# Task prompt
From the entries below, copy every line where the string "icon" appears.

# Data records
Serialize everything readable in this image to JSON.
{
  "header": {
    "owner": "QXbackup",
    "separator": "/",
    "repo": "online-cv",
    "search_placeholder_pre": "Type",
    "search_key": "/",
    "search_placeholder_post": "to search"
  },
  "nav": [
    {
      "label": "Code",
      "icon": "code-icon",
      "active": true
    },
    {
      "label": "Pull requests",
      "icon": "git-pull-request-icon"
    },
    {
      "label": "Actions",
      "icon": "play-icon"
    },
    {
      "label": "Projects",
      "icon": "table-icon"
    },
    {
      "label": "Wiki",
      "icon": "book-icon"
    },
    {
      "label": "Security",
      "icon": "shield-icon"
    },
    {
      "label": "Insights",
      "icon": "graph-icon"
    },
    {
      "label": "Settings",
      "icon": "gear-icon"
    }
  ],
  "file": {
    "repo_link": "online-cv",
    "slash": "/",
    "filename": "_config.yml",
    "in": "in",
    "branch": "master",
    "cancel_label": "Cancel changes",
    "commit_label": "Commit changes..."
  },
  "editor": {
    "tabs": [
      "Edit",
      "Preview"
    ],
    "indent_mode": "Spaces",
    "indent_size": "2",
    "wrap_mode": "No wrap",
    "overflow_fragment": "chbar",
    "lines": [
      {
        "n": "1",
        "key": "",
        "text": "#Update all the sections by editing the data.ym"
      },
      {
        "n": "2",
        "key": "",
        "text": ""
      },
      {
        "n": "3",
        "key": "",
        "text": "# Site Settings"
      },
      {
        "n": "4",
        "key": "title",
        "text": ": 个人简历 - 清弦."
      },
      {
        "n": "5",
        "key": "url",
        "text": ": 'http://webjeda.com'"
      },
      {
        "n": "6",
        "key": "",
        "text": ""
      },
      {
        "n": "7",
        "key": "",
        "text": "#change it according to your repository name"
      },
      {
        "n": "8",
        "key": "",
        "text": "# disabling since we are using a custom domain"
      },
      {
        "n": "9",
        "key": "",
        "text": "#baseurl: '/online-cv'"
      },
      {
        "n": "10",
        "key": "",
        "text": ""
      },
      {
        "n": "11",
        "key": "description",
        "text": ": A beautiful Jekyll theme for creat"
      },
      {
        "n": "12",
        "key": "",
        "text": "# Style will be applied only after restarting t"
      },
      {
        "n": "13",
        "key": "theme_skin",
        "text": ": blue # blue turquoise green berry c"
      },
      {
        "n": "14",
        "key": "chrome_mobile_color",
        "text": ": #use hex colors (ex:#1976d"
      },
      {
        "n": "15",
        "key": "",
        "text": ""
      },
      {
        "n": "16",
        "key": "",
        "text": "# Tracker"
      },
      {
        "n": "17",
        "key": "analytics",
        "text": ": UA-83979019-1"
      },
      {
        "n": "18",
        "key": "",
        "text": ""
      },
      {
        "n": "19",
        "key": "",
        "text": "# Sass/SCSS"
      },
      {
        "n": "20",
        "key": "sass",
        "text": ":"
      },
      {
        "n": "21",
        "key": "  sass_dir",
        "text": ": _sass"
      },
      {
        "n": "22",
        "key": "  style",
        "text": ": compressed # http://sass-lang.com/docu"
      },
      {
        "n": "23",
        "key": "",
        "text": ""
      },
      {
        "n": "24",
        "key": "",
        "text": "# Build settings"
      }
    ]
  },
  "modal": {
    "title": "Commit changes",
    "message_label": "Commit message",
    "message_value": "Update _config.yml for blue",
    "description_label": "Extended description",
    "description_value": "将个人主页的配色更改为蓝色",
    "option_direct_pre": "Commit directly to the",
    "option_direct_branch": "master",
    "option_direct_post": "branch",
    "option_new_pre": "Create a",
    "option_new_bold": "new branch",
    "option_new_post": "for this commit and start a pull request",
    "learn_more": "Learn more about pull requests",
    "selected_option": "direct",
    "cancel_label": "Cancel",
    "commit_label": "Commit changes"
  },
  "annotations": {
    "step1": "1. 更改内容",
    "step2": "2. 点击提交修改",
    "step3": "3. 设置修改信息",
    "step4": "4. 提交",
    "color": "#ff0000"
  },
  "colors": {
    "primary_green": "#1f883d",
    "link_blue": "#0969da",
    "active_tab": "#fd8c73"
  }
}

# Result below
      "icon": "code-icon",
      "icon": "git-pull-request-icon"
      "icon": "play-icon"
      "icon": "table-icon"
      "icon": "book-icon"
      "icon": "shield-icon"
      "icon": "graph-icon"
      "icon": "gear-icon"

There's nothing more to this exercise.